The meetings always begin with a prayer. They also end with one. And in between, it is clear why so much praying needs to be done. Because inside the old Craftsman home south of downtown Los Angeles, two dozen folks meet every Monday night to stoke a revolution.
Not a violent one, though they are angry. Not a desperate one, though they are passionate about their cause. No, this is a measured insurrection. One organized and carried out by ordinary citizens who are united in the simple yet daunting goal of changing one of the most significant criminal justice laws ever enacted in California:
Now to be clear, they do not ask that the landmark 1994 law be stricken. They want it changed. Despite its original intentions to crack down on career criminals, they believe that it has gone too far. It has locked up, sometimes for life, too many members of their families for petty crimes.
How else, they ask, do you describe a law that sends someone to prison for life for stealing two sips of gin. Or making off with soda cans. Or possessing a flake of cocaine.
So five years and almost 50,000 new prisoners after the law took effect, this group, Families to Amend California's Three Strikes, is pushing to make it apply only to violent felonies, not the drug crimes, petty thefts or burglaries that make up most convictions.
Under the current law, any ex-felon convicted of a "serious"--such as a burglary--or "violent" felony can see his potential prison time greatly enhanced if he is again found guilty of a felony. Even if that offense is not classified "serious" or "violent." Even if the earlier crimes were decades ago.
For a second strike, that means doubling of a normal prison sentence. And for strike three, it means going away for 25 years to life.

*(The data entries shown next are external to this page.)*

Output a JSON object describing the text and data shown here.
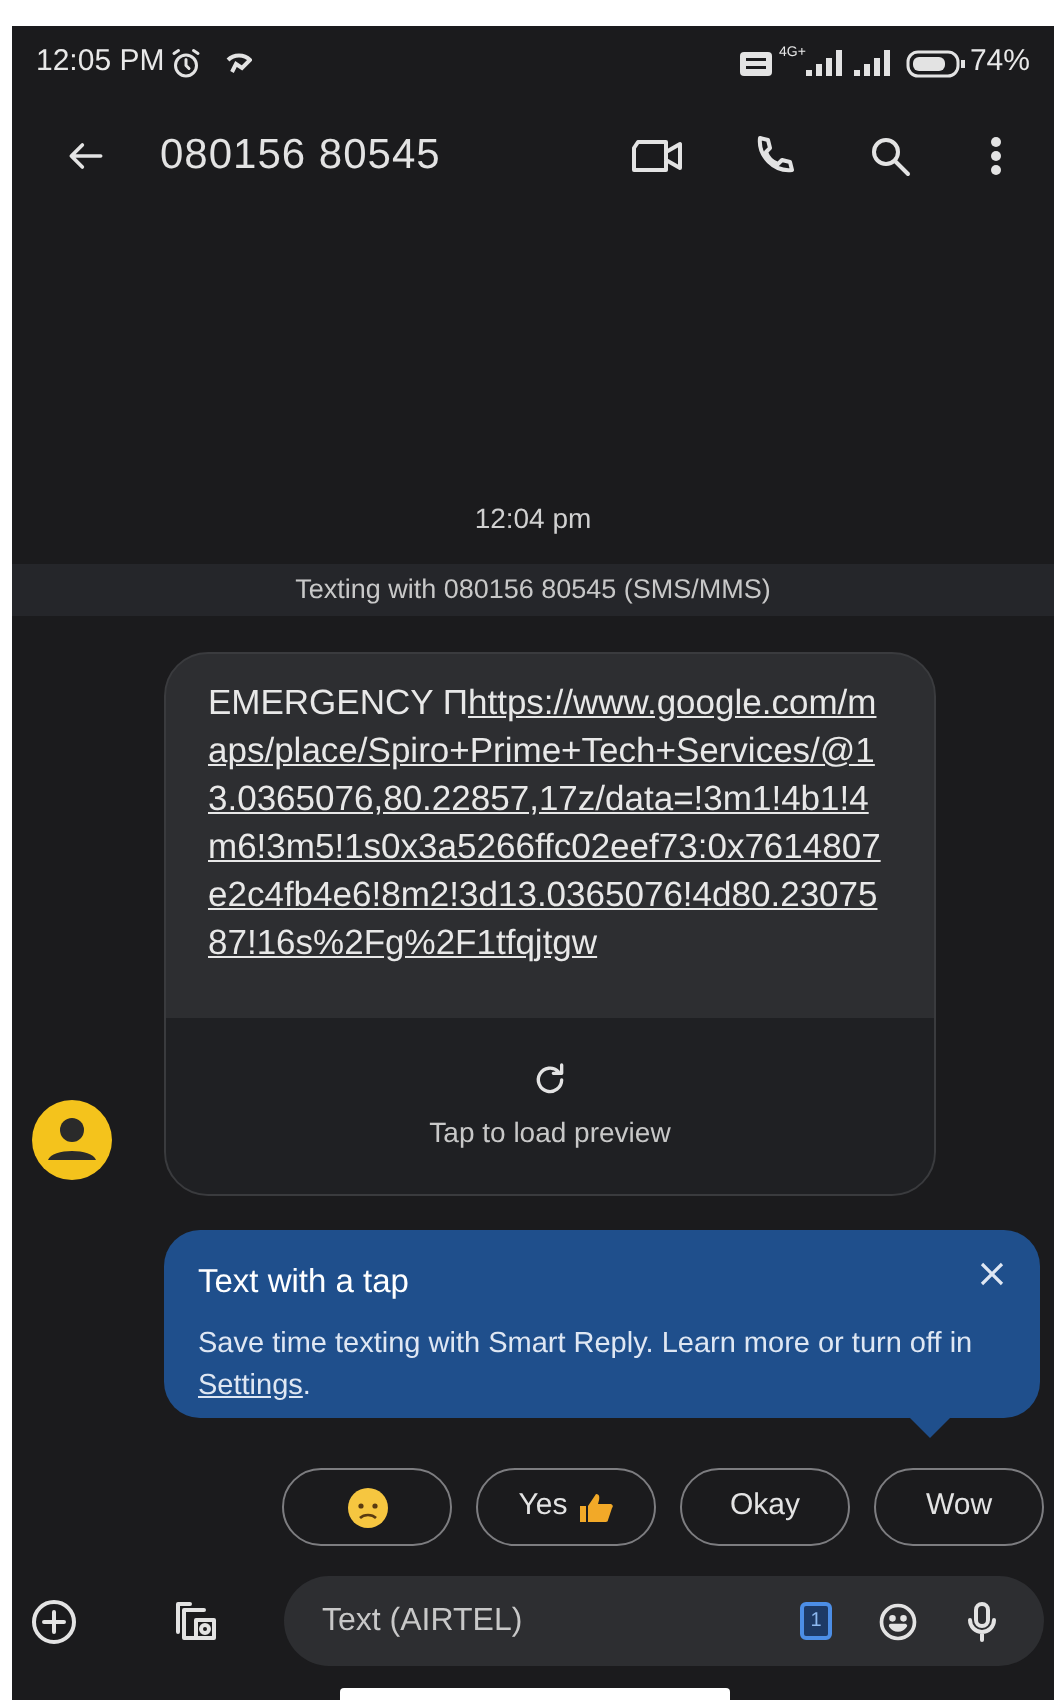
{
  "status_bar": {
    "time": "12:05 PM",
    "network": "4G+",
    "battery": "74%"
  },
  "header": {
    "title": "080156 80545"
  },
  "conversation": {
    "timestamp": "12:04 pm",
    "banner": "Texting with 080156 80545 (SMS/MMS)",
    "message": {
      "prefix": "EMERGENCY Π",
      "link": "https://www.google.com/maps/place/Spiro+Prime+Tech+Services/@13.0365076,80.22857,17z/data=!3m1!4b1!4m6!3m5!1s0x3a5266ffc02eef73:0x7614807e2c4fb4e6!8m2!3d13.0365076!4d80.2307587!16s%2Fg%2F1tfqjtgw",
      "preview": "Tap to load preview"
    }
  },
  "tooltip": {
    "title": "Text with a tap",
    "text_parts": [
      {
        "kind": "plain",
        "text": "Save time texting with Smart Reply. Learn more or turn off in "
      },
      {
        "kind": "link",
        "text": "Settings"
      },
      {
        "kind": "plain",
        "text": "."
      }
    ]
  },
  "smart_replies": [
    {
      "kind": "emoji"
    },
    {
      "kind": "thumb",
      "label": "Yes"
    },
    {
      "kind": "text",
      "label": "Okay"
    },
    {
      "kind": "text",
      "label": "Wow"
    }
  ],
  "composer": {
    "placeholder": "Text (AIRTEL)",
    "sim": "1"
  }
}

The group believes that only violent felonies should be considered second or third strikes and that no juvenile crime should count as a strike. In addition, members want those now serving time under three strikes to be resentenced under the proposed new rules.
"Let the time fit the crime" is how members state their case.
And they have their work cut out for them.
"No question, it will be an uphill battle," said Geri Silva, co-founder of the group. "There is no hope that we're going to have all the . . . politicians moving to change the law. It's not going to happen that way."
Instead, she and the other members believe that the law will be amended through a public awareness campaign--here and throughout California--that Sacramento lawmakers cannot ignore. Toward that end, this group of mothers, fathers, grandparents and others fans out every week to churches, schools and community halls to urge a change.
"Each thing we do in the community makes our voices stronger, and each person we educate makes our movement bigger," said Silva, who has had friends, but no relatives, imprisoned under the law.
And although the group has not reached its goal, it is also far from the place where it started. "We've taken steps," Silva said. "We're not at the beginning at all."
Launched two years ago in Los Angeles, the group now has chapters as diverse as California--in Oakland, Sacramento, San Jose, San Bernardino, San Diego, Santa Barbara and Orange County. Statewide, according to Silva, the group has 600 to 700 active members and more than a thousand others on its mailing list.
Most of them have husbands or brothers in prison.
Micky Neal has both.
"My brother's last case was burglary. He went into a Thrifty store and stole 11 bottles of shampoo," Neal said.
Her husband, Lamont, she said, is doing 25 years to life for petty theft. "He went in on a charge of possessing a stolen credit card," she said. "He went down to Alvarado and purchased a credit card and ID. He tried to use it to buy a TV."
Carmen Ewell joined after her husband, John, was sent to prison for passing a stolen check. With two previous convictions for second-degree robbery, the 42-year-old cosmetologist pleaded guilty to the stolen check charge when authorities offered him a deal, he said from state prison in Norco. Plead guilty, prosecutors said, and we'll overlook a prior conviction, so this will count as a second, not third, strike. In doing so, Ewell avoided a trial and the possibility of a sentence of 25 years to life. Still, pleading to a second strike meant that his prison term was doubled--to seven years.
"If they were to amend three strikes, I could probably go home next year," said Ewell, whose offense normally carries a 3 1/2-year prison term.
Said his wife: "I think it's an injustice. . . . His attorney told me if my husband had not gotten the priors, he probably would have [faced] a misdemeanor."
Like many of those in the group, Carmen Ewell, an insurance claims analyst, did not know about the group until long after her husband was sent to prison.
"My niece and I were going to church and saw a demonstration. . . . It was like 50 or 60 people. They were around the whole block," she said. "I have been involved ever since."